So…much…candy…

The 4 big candy-centric holidays – Halloween, Christmas, Valentine’s and Easter – tend to cause me a bit of stress. Good Heavens, we don’t need THAT much candy in our house, but how do we say no to it without being difficult? Gads. So, we accept it and deal with it later. But, how exactly do we “deal” with it?

Each child has a container to put their candy in. These containers spend their days as decoration on our buffet. Since they have lids, we don’t have to actually see the candy; at least, until they start overflowing.

Occasionally one of the adults in the house will paw through the candy containers and get rid of some pieces. I get rid of the candy by utilizing our garbage, while the other adult uses a combination of garbage and their own gullet for disposal purposes. The candy culling usually happens in earnest right before a holiday (wow – that candy leftover from 3 or 4 holidays ago can probably disappear without anyone noticing) and right after a holiday (wow – that is a crap-load of candy!). Multiples of a type of candy, candy that I don’t like and candy seems way too lab-created are my first selections for the culling.

Yes, our kids do get to eat their candy, just not in a free-for-all fashion. They request a sweet, we tell them how much. While one child would probably eat as much as possible in one sitting if allowed (and we would all have to deal with those repercussions!), the other one has this weird innate ability to know how to limit sugar. It is a very odd trait, and was probably not passed on from my gene pool.

These methods have worked for many years, but our new way to get rid of the candy is my favorite, and I am upset with myself for not thinking of it sooner. It is fun, creative, and can take a lot of time away from things like screens and whining. And that way is – drum roll – MAKE A GINGERBREAD HOUSE!!!

Seriously, this was genius!  Even better, the project does not have to be complicated. I took the inspiration from an activity that my children did in preschool and Kindergarten. Those projects used single-use milk cartons for the base, and required parents bringing in donations of graham crackers, frosting and new candy. Our case just required me remembering to buy the most inexpensive grahams and vanilla frosting I could find.

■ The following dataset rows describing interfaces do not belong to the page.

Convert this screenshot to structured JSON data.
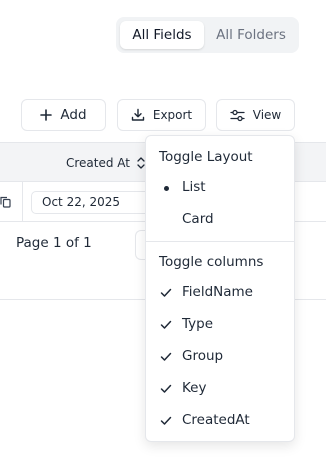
{
  "view_toggle": {
    "options": [
      "All Fields",
      "All Folders"
    ],
    "selected": "All Fields"
  },
  "toolbar": {
    "add_label": "Add",
    "export_label": "Export",
    "view_label": "View"
  },
  "table": {
    "header": {
      "created_at": "Created At"
    },
    "rows": [
      {
        "created_at": "Oct 22, 2025"
      }
    ]
  },
  "pagination": {
    "text": "Page 1 of 1"
  },
  "view_menu": {
    "layout_heading": "Toggle Layout",
    "layout_options": [
      {
        "label": "List",
        "selected": true
      },
      {
        "label": "Card",
        "selected": false
      }
    ],
    "columns_heading": "Toggle columns",
    "columns": [
      {
        "label": "FieldName",
        "checked": true
      },
      {
        "label": "Type",
        "checked": true
      },
      {
        "label": "Group",
        "checked": true
      },
      {
        "label": "Key",
        "checked": true
      },
      {
        "label": "CreatedAt",
        "checked": true
      }
    ]
  }
}
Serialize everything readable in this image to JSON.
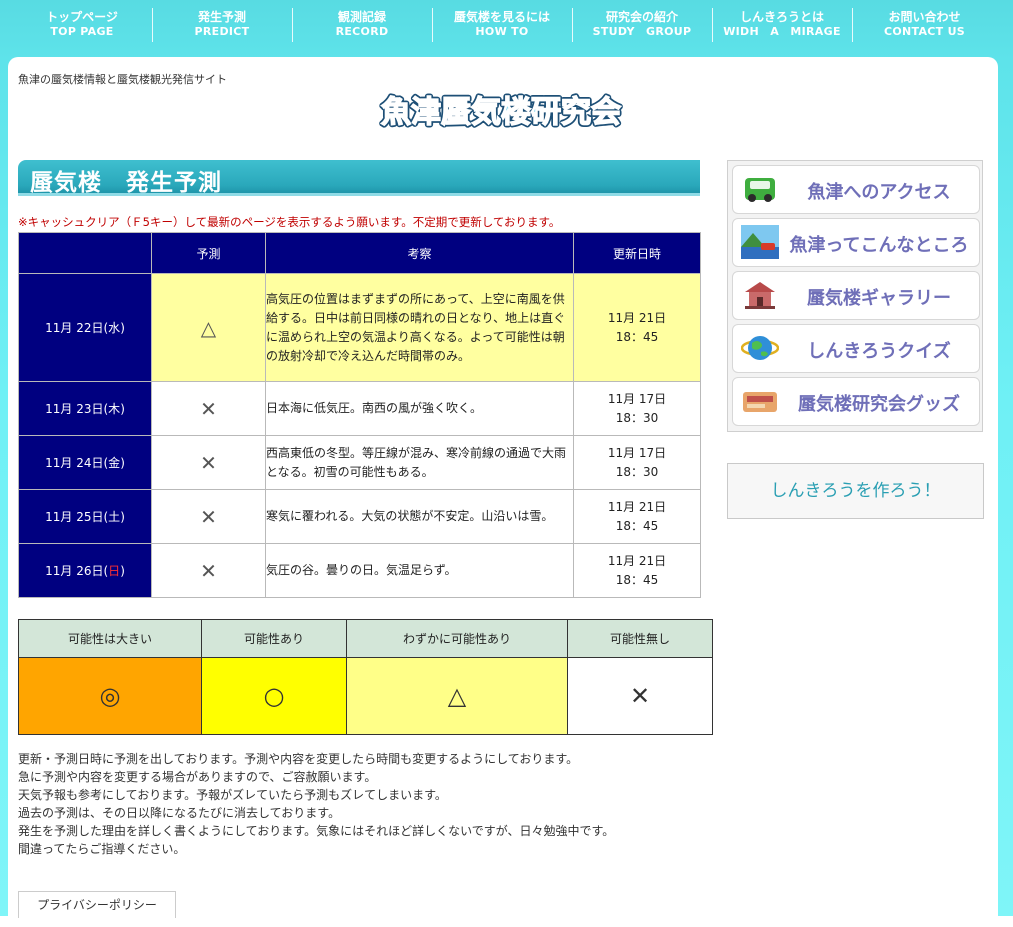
{
  "nav": [
    {
      "jp": "トップページ",
      "en": "TOP PAGE"
    },
    {
      "jp": "発生予測",
      "en": "PREDICT"
    },
    {
      "jp": "観測記録",
      "en": "RECORD"
    },
    {
      "jp": "蜃気楼を見るには",
      "en": "HOW TO"
    },
    {
      "jp": "研究会の紹介",
      "en": "STUDY　GROUP"
    },
    {
      "jp": "しんきろうとは",
      "en": "WIDH　A　MIRAGE"
    },
    {
      "jp": "お問い合わせ",
      "en": "CONTACT US"
    }
  ],
  "header": {
    "tagline": "魚津の蜃気楼情報と蜃気楼観光発信サイト",
    "logo_text": "魚津蜃気楼研究会"
  },
  "page_title": "蜃気楼　発生予測",
  "notice": "※キャッシュクリア（Ｆ5キー）して最新のページを表示するよう願います。不定期で更新しております。",
  "forecast": {
    "headers": [
      "",
      "予測",
      "考察",
      "更新日時"
    ],
    "rows": [
      {
        "date_pre": "11月 22日(",
        "dow": "水",
        "date_post": ")",
        "symbol": "△",
        "note": "高気圧の位置はまずまずの所にあって、上空に南風を供給する。日中は前日同様の晴れの日となり、地上は直ぐに温められ上空の気温より高くなる。よって可能性は朝の放射冷却で冷え込んだ時間帯のみ。",
        "upd_date": "11月 21日",
        "upd_time": "18：45"
      },
      {
        "date_pre": "11月 23日(",
        "dow": "木",
        "date_post": ")",
        "symbol": "✕",
        "note": "日本海に低気圧。南西の風が強く吹く。",
        "upd_date": "11月 17日",
        "upd_time": "18：30"
      },
      {
        "date_pre": "11月 24日(",
        "dow": "金",
        "date_post": ")",
        "symbol": "✕",
        "note": "西高東低の冬型。等圧線が混み、寒冷前線の通過で大雨となる。初雪の可能性もある。",
        "upd_date": "11月 17日",
        "upd_time": "18：30"
      },
      {
        "date_pre": "11月 25日(",
        "dow": "土",
        "date_post": ")",
        "symbol": "✕",
        "note": "寒気に覆われる。大気の状態が不安定。山沿いは雪。",
        "upd_date": "11月 21日",
        "upd_time": "18：45"
      },
      {
        "date_pre": "11月 26日(",
        "dow": "日",
        "date_post": ")",
        "symbol": "✕",
        "note": "気圧の谷。曇りの日。気温足らず。",
        "upd_date": "11月 21日",
        "upd_time": "18：45"
      }
    ]
  },
  "legend": [
    {
      "label": "可能性は大きい",
      "symbol": "◎",
      "color": "#ffa500"
    },
    {
      "label": "可能性あり",
      "symbol": "○",
      "color": "#ffff00"
    },
    {
      "label": "わずかに可能性あり",
      "symbol": "△",
      "color": "#ffff88"
    },
    {
      "label": "可能性無し",
      "symbol": "✕",
      "color": "#ffffff"
    }
  ],
  "info_lines": [
    "更新・予測日時に予測を出しております。予測や内容を変更したら時間も変更するようにしております。",
    "急に予測や内容を変更する場合がありますので、ご容赦願います。",
    "天気予報も参考にしております。予報がズレていたら予測もズレてしまいます。",
    "過去の予測は、その日以降になるたびに消去しております。",
    "発生を予測した理由を詳しく書くようにしております。気象にはそれほど詳しくないですが、日々勉強中です。",
    "間違ってたらご指導ください。"
  ],
  "privacy": "プライバシーポリシー",
  "sidebar": [
    {
      "label": "魚津へのアクセス",
      "icon": "car-icon"
    },
    {
      "label": "魚津ってこんなところ",
      "icon": "landscape-icon"
    },
    {
      "label": "蜃気楼ギャラリー",
      "icon": "gallery-icon"
    },
    {
      "label": "しんきろうクイズ",
      "icon": "globe-icon"
    },
    {
      "label": "蜃気楼研究会グッズ",
      "icon": "goods-icon"
    }
  ],
  "make_button": "しんきろうを作ろう！",
  "colors": {
    "accent": "#2aa8bb",
    "nav_bg": "#58dbe2",
    "table_header": "#000080",
    "highlight_row": "#ffffa0",
    "notice": "#c00000"
  }
}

Supplies

  • Box of most inexpensive graham crackers you can find. Actually, you could use any kind cheap crackers. Hmmm…now that I think about it, you maybe don’t need crackers at all! We will call those optional.
  • Cardboard or Styrofoam structure(s) of some sort. This can be a cereal box, milk carton, shoe box, food takeout container, whatever. In my book, something that you wouldn’t have been able to recycle would be best, but you do you. Use multiple containers to make a village!  Base the size of this on your knowledge of your child’s patience – it can take a bit of time to cover the box, and if you have a cracker base you will be covering the space twice.
  • Frosting – we got vanilla from a tub. Buy it or make your own, just make sure that it will harden like a glue (a quality I liked about the cheap store-bought kind).
  • Candy, preferably stuff that was given, not stuff you went out and bought. I like the “recyclable” aspect of using stuff I don’t want my kids to actually ingest, but, again, you do you.  We found it easier to have at least some of the candy opened before they started.
  • Cookie sheet or similar for each person/structure/village. This helps keep the mess contained.
  • Butter or plastic knife for applying the glue

 

Now, let them go for it!

This is a great project to let their imaginations go wild.  There is a great feeling of freedom for kids to know that they can do whatever they want, without being corrected.  Sure, it could be a family or group project, but maybe let everyone have a side of their own – this is meant to be a memory rather than an heirloom-quality masterpiece.  Besides, the fewer boundaries the more candy will be used.  Speaking from experience.

 

Please follow and like us:

Leave a Reply